In the living room, Fred sits beneath Tom Wesselmann’s Claire’s Valentine Banner, from 1973. A George Nelson Yellow Marshmallow sofa from 1956 joins a Darrell Landrum coffee table, also from the 1950s, and a pair of Verner Panton Cone chairs.
The master bedroom, previously a little dormer, has been expanded to include a massive corner window that captures the Golden Gate Bridge, Bay Bridge, and Richmond Bridge on clear days. A rug by Aelfie Oudghiri for CB2, wool-wrapped pouf by CB2, and vintage chaise by Maarten van Severen creates an impressive lounge area.
Each home that Wright designed was unique to its circumstances, and the Penfield House was no exception. Set on 30 acres in Lake County, Ohio, the 1950 home has taller ceilings and an elongated profile to accommodate the client Louis Penfield—who was six foot eight.
The modern steel staircase adds a striking architectural element to the space and leads from the ground-floor living spaces to the bedrooms upstairs.
The light-filled living area is dressed with a Vipp Shelter lounge stol (available in Fall 2019), the Vipp Loft Sofa ($6,795), and a Vipp Floor Reading Lamp ($600).
Designed for “utilizing every cubic centimeter to its utmost,” the compact cabin feels large thanks to full-height glazing and clean, minimalist design.
Warm wood accents form a common thread that connects each room.
Instead of peering into the homes of neighbors, residents revel in nature.
In addition to housing the garage, the ground floor features an open living room, a dining area and kitchen, a half bath, and a flush wall of cabinetry for storage.
Artist and corrective-exercise specialist, Ruth Hiller, moved to Winter Park, Colorado from New York knowing that her home would be glass and steel with wraparound windows. She hopped on the phone with architect Michael Johnson, he drew the sketch, and it took a mere five minutes to decide on the design. The common areas are suspended and cantilevered over the backyard ravine, offering views of a winding mountain creek while also doubling the square footage. A Bathyscafocus by Focus Creations fireplace warms up the modern abode.

The modern living room is one of the busiest spots in the house. It is where family and friends alike gather to share stories, watch movies, read, and unwind.
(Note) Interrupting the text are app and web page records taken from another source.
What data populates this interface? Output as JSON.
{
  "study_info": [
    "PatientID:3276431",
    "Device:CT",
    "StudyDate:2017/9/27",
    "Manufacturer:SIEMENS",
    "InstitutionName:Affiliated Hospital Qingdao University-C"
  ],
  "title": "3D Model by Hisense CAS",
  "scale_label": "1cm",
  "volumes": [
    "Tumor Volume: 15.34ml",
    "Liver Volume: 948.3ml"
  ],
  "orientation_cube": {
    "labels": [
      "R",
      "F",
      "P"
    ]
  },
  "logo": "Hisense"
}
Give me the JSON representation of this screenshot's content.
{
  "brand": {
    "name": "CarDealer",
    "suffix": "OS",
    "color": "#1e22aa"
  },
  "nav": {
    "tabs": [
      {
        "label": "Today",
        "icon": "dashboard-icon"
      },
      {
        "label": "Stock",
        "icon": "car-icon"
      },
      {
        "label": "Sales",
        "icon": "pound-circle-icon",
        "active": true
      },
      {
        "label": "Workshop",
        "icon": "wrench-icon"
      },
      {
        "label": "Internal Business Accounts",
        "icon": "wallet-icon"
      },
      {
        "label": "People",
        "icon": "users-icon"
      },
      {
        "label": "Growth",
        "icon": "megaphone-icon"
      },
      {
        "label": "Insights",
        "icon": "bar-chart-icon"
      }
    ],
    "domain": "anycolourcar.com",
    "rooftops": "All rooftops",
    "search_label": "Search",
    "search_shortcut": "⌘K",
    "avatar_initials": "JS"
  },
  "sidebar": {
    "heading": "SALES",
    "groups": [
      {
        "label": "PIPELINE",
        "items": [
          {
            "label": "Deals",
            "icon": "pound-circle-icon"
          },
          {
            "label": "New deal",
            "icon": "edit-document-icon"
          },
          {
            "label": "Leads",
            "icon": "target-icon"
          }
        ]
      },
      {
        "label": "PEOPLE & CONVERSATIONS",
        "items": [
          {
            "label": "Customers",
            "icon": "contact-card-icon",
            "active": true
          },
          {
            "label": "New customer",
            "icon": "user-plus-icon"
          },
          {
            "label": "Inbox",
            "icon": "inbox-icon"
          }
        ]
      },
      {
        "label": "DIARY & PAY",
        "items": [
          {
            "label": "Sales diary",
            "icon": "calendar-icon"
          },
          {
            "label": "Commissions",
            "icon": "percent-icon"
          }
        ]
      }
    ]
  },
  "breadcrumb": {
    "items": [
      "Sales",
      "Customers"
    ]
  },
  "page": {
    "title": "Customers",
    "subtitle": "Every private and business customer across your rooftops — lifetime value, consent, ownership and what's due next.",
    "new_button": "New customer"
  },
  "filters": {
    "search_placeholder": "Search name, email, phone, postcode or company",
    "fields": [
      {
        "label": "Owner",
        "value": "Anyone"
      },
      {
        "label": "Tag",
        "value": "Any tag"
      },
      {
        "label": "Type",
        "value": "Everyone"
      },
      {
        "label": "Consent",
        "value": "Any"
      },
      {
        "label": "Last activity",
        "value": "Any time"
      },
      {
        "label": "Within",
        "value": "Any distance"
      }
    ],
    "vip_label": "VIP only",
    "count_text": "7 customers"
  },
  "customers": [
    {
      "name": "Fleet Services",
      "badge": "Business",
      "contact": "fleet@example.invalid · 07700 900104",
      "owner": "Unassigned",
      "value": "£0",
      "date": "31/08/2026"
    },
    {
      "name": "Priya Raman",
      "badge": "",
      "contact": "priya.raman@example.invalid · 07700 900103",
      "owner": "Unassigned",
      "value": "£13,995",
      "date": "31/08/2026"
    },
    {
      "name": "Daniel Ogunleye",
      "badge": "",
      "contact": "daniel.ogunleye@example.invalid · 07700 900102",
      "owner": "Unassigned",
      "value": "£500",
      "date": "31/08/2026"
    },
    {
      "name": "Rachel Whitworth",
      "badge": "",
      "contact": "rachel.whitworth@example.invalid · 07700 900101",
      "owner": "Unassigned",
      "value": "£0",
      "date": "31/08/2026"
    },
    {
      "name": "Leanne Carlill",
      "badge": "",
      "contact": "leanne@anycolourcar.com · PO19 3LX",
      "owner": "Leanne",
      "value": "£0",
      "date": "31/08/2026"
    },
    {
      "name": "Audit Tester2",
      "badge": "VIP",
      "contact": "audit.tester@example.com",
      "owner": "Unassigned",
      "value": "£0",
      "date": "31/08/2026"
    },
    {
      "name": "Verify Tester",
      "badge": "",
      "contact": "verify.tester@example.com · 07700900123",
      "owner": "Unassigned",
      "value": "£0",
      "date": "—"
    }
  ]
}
As you'll find in the projects below, there are endless ways to configure a fresh living space with modern options for chairs and sofas, sectionals, end and coffee tables, bookcases, benches, and more. Innovative fireplaces add a touch of warmth.